The Alarming Truth Behind My Anonymity

January 6, 2017  •  3 - 4 minute read

privacy p. pratt mormonism


Recently an article entitled The Alarming Truth Behind Anti-Mormonism has made it’s way around the bloggernacle. It’s packed with jewel phrases such as “It is simply impossible to leave the Restored Gospel for another version of Christianity…” and “…most Atheists are unaware of where their belief system will lead society” (the author provides no data to support either claim). But I think the damage that is done by such an article be plainly seen in its title in the words “Anti-Mormonism”. It is this type of rhetoric that leads to strained, severed, and destroyed relationships between those who leave the church and their families. While it is true that not all Mormon families shun their loved ones who leave the church, it is no secret that it happens. Just spend a couple days on r/exmormon and you will see what I’m referring to. Or better yet I’ll save you the trouble: examples can be found here, here, here, here, and if you really want to go down that rabbit hole, here. It is this rhetoric that has led to my anonymity around my involvement of MormonWikiLeaks, and I am not anti-Mormon.

Zelph on the Shelf published a great response which claims that the majority of ex-Mormons do stay silent because they’re “too worried about how they’ll be treated by their friends and families to do anything but slip away quietly, hoping nothing dramatic will happen”. The author goes on to say that most Mormons “have been taught that ex-Mormons are so bad for so long that they simply cannot process the fact that someone they know and love actually is one.” This is disgraceful. But it is exactly what I am personally trying to avoid by protecting my identity. It is not because deep down I know that what I am doing is wrong or shameful; on the contrary, it is because I know that many hearts of people so dear to me will break to upon learning about my involvement in the project. It is likely that many will loose respect for my opinions, views, and even myself entirely. Many friends will probably stop talking to me. Rare will be the one who will try to understand my motives and the pain I’ve experienced that drives them. Nobody deserves to live in fear of such isolation.

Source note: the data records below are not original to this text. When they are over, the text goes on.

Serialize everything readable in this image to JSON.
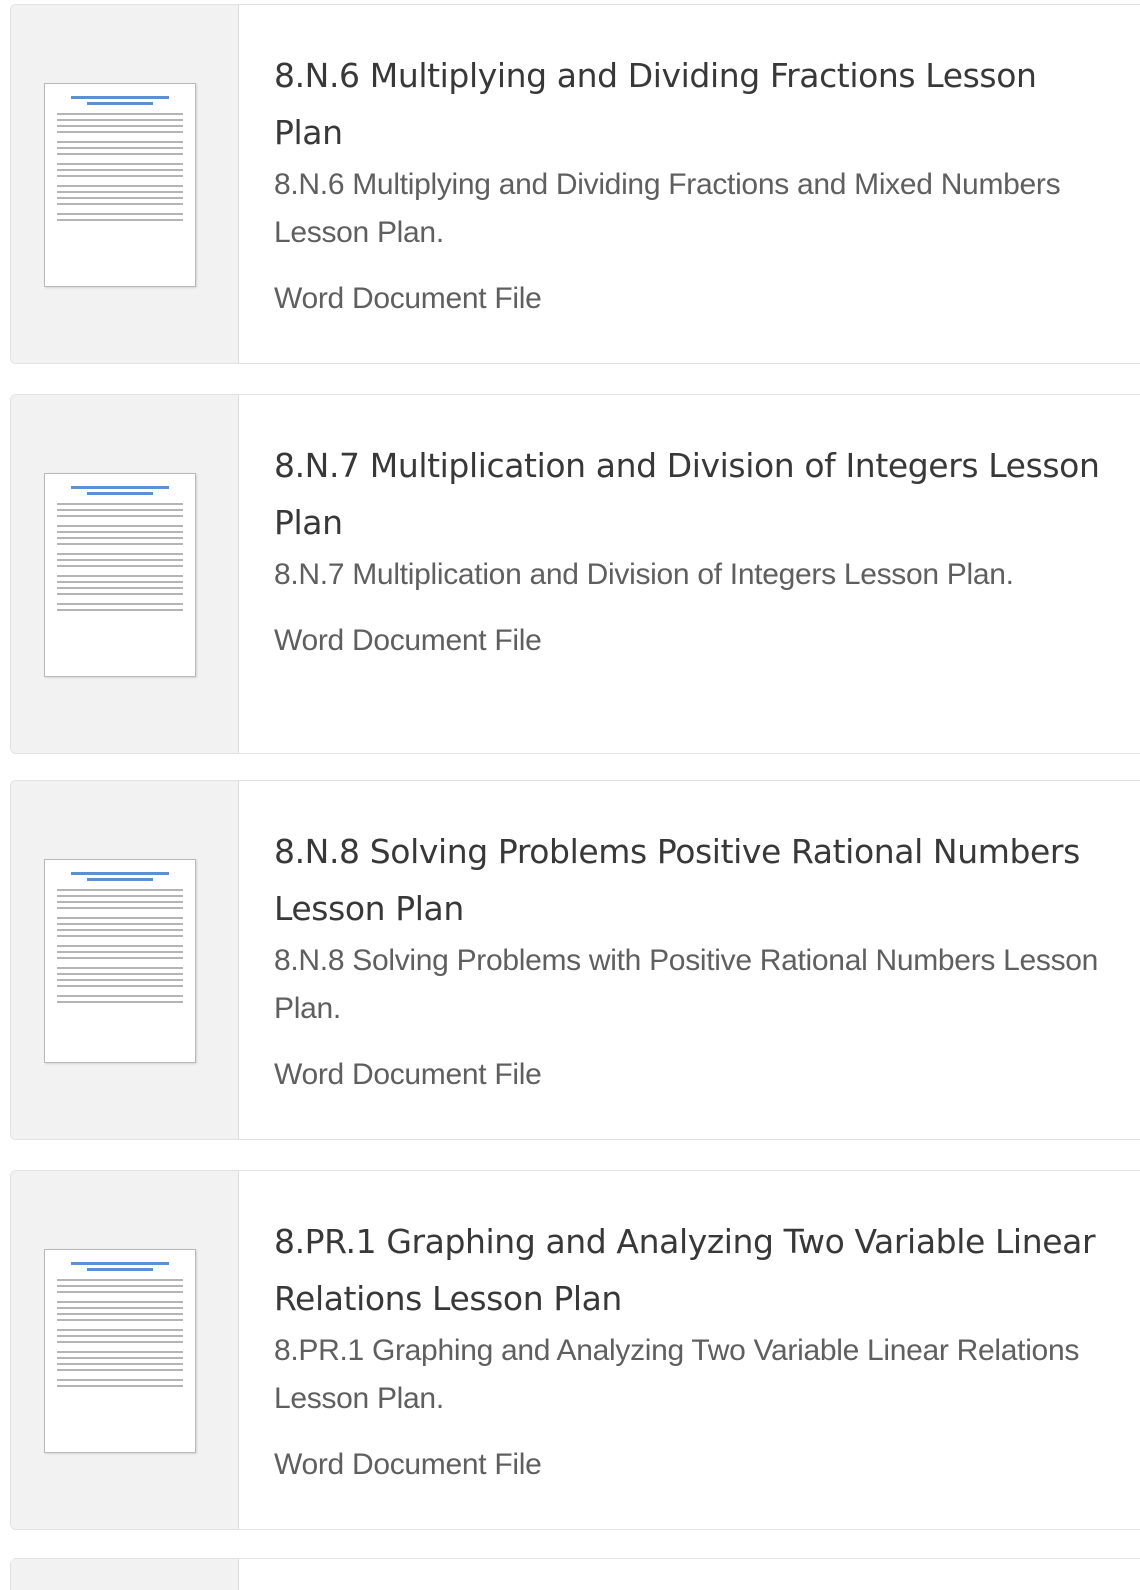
{
  "items": [
    {
      "title": "8.N.6 Multiplying and Dividing Fractions Lesson Plan",
      "description": "8.N.6 Multiplying and Dividing Fractions and Mixed Numbers Lesson Plan.",
      "file_type": "Word Document File",
      "thumbnail_icon": "document-thumbnail-icon"
    },
    {
      "title": "8.N.7 Multiplication and Division of Integers Lesson Plan",
      "description": "8.N.7 Multiplication and Division of Integers Lesson Plan.",
      "file_type": "Word Document File",
      "thumbnail_icon": "document-thumbnail-icon"
    },
    {
      "title": "8.N.8 Solving Problems Positive Rational Numbers Lesson Plan",
      "description": "8.N.8 Solving Problems with Positive Rational Numbers Lesson Plan.",
      "file_type": "Word Document File",
      "thumbnail_icon": "document-thumbnail-icon"
    },
    {
      "title": "8.PR.1 Graphing and Analyzing Two Variable Linear Relations Lesson Plan",
      "description": "8.PR.1 Graphing and Analyzing Two Variable Linear Relations Lesson Plan.",
      "file_type": "Word Document File",
      "thumbnail_icon": "document-thumbnail-icon"
    }
  ],
  "colors": {
    "thumbnail_background": "#f2f2f2",
    "title_text": "#383838",
    "body_text": "#5f5f5f",
    "thumbnail_heading_accent": "#5b8fd6"
  }
}
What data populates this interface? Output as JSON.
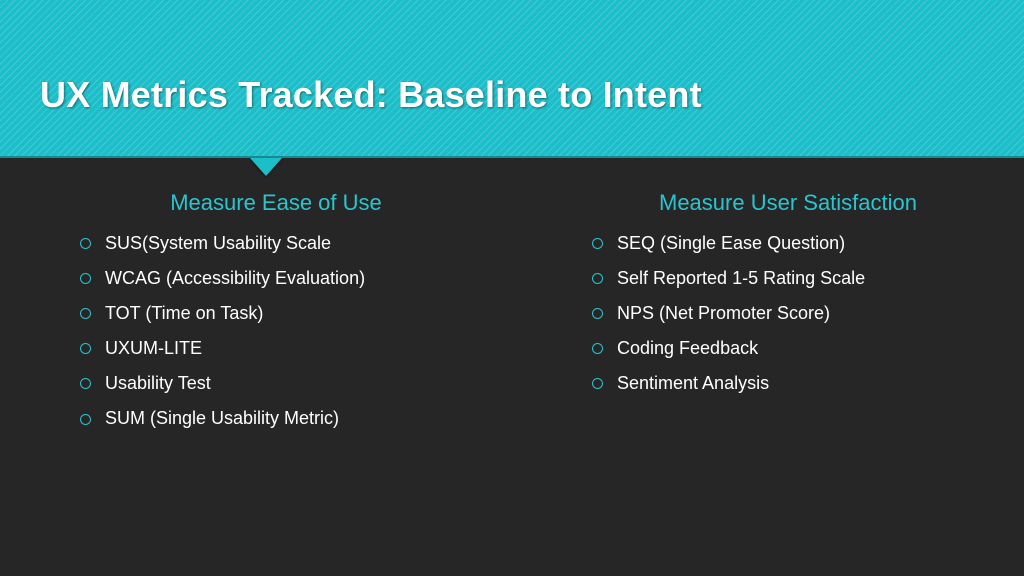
{
  "title": "UX Metrics Tracked: Baseline to Intent",
  "columns": {
    "left": {
      "heading": "Measure Ease of Use",
      "items": [
        "SUS(System Usability Scale",
        "WCAG (Accessibility Evaluation)",
        "TOT (Time on Task)",
        "UXUM-LITE",
        "Usability Test",
        "SUM (Single Usability Metric)"
      ]
    },
    "right": {
      "heading": "Measure User Satisfaction",
      "items": [
        "SEQ (Single Ease Question)",
        "Self Reported 1-5 Rating Scale",
        "NPS (Net Promoter Score)",
        "Coding Feedback",
        "Sentiment Analysis"
      ]
    }
  },
  "colors": {
    "accent": "#1cbec9",
    "bg": "#262626",
    "text": "#ffffff"
  }
}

I recently finished Deconverted by Seth Andrews. I related with his exit from Christianity not only because I have experienced many of the same feelings, but because he once found himself in a very similar situation. The founder of The Thinking Atheist, he too struggled with knowing when to be public about his creation. Several years past after the site’s inception when he finally decided to do so. He got the reactions that he expected out of his faithful friends and family. But he also recieved tremendous appreciation from others going through their own loss of faith. A loss of faith ultimately leads to a loss of identity, and no one should have to experience that without the support of those they love the most. Like Andrews, I hope to reveal my identity one day. I do not know when that will be, but I do know that much has to happen first. I need to be able to say what Andrews says in the acknowledgement page of his book:

…I have no doubt that our bond as a family can cross all barriers. The differences between us can now be the brands of individuality that make life all the more interesting, and it’s my hope that my entire family will celebrate the desire of each child and grandchild to find his or her own voice.

Once I can confidently say the same, I will feel comfortable revealing myself. Once we can all confidentaly say the same, the world will change.

3P